**TASK OBJECTIVE**
Output must match the records, character for character.

(DATA RECORDS begins)

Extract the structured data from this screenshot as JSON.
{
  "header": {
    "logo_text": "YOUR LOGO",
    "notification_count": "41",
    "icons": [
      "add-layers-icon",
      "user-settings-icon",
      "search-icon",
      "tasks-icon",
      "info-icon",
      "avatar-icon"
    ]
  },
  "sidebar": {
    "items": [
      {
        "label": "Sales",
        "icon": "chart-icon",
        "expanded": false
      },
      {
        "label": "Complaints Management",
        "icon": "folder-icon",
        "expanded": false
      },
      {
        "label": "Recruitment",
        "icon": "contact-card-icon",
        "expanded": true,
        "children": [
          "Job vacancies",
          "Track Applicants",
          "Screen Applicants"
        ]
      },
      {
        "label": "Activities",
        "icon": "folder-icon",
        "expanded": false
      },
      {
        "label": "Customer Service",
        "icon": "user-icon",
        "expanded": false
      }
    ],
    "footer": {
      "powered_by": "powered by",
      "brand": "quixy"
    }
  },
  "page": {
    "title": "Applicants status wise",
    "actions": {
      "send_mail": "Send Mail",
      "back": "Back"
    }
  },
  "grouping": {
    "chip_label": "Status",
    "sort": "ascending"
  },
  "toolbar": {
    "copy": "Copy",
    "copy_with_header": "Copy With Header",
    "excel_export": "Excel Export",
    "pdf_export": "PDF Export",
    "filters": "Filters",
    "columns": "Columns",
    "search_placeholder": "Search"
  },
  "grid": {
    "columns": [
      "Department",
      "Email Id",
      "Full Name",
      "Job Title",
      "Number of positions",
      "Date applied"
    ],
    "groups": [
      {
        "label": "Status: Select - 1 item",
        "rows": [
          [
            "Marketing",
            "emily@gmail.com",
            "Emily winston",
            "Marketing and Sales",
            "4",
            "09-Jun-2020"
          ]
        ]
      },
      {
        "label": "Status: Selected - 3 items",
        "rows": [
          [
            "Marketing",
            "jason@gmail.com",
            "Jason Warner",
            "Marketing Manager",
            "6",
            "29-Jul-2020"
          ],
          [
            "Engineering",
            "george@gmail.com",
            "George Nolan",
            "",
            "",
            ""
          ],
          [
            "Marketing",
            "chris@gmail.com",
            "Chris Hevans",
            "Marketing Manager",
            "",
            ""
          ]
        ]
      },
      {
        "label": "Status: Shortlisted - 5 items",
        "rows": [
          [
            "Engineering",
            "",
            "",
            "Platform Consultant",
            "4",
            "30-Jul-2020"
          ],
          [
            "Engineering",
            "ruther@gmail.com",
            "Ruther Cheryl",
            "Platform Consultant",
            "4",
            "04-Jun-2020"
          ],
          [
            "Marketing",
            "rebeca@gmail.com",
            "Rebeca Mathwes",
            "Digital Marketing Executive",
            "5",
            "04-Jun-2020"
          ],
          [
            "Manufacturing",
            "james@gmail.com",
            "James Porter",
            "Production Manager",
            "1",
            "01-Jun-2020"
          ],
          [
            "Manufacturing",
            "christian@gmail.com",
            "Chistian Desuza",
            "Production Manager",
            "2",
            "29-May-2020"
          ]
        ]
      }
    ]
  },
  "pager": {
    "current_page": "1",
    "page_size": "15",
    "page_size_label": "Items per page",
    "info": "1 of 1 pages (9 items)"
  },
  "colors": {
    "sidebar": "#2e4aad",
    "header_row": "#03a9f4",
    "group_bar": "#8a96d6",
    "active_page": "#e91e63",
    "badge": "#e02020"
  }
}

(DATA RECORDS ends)

**TASK SOLUTION**
Extract the structured data from this screenshot as JSON.
{
  "header": {
    "logo_text": "YOUR LOGO",
    "notification_count": "41",
    "icons": [
      "add-layers-icon",
      "user-settings-icon",
      "search-icon",
      "tasks-icon",
      "info-icon",
      "avatar-icon"
    ]
  },
  "sidebar": {
    "items": [
      {
        "label": "Sales",
        "icon": "chart-icon",
        "expanded": false
      },
      {
        "label": "Complaints Management",
        "icon": "folder-icon",
        "expanded": false
      },
      {
        "label": "Recruitment",
        "icon": "contact-card-icon",
        "expanded": true,
        "children": [
          "Job vacancies",
          "Track Applicants",
          "Screen Applicants"
        ]
      },
      {
        "label": "Activities",
        "icon": "folder-icon",
        "expanded": false
      },
      {
        "label": "Customer Service",
        "icon": "user-icon",
        "expanded": false
      }
    ],
    "footer": {
      "powered_by": "powered by",
      "brand": "quixy"
    }
  },
  "page": {
    "title": "Applicants status wise",
    "actions": {
      "send_mail": "Send Mail",
      "back": "Back"
    }
  },
  "grouping": {
    "chip_label": "Status",
    "sort": "ascending"
  },
  "toolbar": {
    "copy": "Copy",
    "copy_with_header": "Copy With Header",
    "excel_export": "Excel Export",
    "pdf_export": "PDF Export",
    "filters": "Filters",
    "columns": "Columns",
    "search_placeholder": "Search"
  },
  "grid": {
    "columns": [
      "Department",
      "Email Id",
      "Full Name",
      "Job Title",
      "Number of positions",
      "Date applied"
    ],
    "groups": [
      {
        "label": "Status: Select - 1 item",
        "rows": [
          [
            "Marketing",
            "emily@gmail.com",
            "Emily winston",
            "Marketing and Sales",
            "4",
            "09-Jun-2020"
          ]
        ]
      },
      {
        "label": "Status: Selected - 3 items",
        "rows": [
          [
            "Marketing",
            "jason@gmail.com",
            "Jason Warner",
            "Marketing Manager",
            "6",
            "29-Jul-2020"
          ],
          [
            "Engineering",
            "george@gmail.com",
            "George Nolan",
            "",
            "",
            ""
          ],
          [
            "Marketing",
            "chris@gmail.com",
            "Chris Hevans",
            "Marketing Manager",
            "",
            ""
          ]
        ]
      },
      {
        "label": "Status: Shortlisted - 5 items",
        "rows": [
          [
            "Engineering",
            "",
            "",
            "Platform Consultant",
            "4",
            "30-Jul-2020"
          ],
          [
            "Engineering",
            "ruther@gmail.com",
            "Ruther Cheryl",
            "Platform Consultant",
            "4",
            "04-Jun-2020"
          ],
          [
            "Marketing",
            "rebeca@gmail.com",
            "Rebeca Mathwes",
            "Digital Marketing Executive",
            "5",
            "04-Jun-2020"
          ],
          [
            "Manufacturing",
            "james@gmail.com",
            "James Porter",
            "Production Manager",
            "1",
            "01-Jun-2020"
          ],
          [
            "Manufacturing",
            "christian@gmail.com",
            "Chistian Desuza",
            "Production Manager",
            "2",
            "29-May-2020"
          ]
        ]
      }
    ]
  },
  "pager": {
    "current_page": "1",
    "page_size": "15",
    "page_size_label": "Items per page",
    "info": "1 of 1 pages (9 items)"
  },
  "colors": {
    "sidebar": "#2e4aad",
    "header_row": "#03a9f4",
    "group_bar": "#8a96d6",
    "active_page": "#e91e63",
    "badge": "#e02020"
  }
}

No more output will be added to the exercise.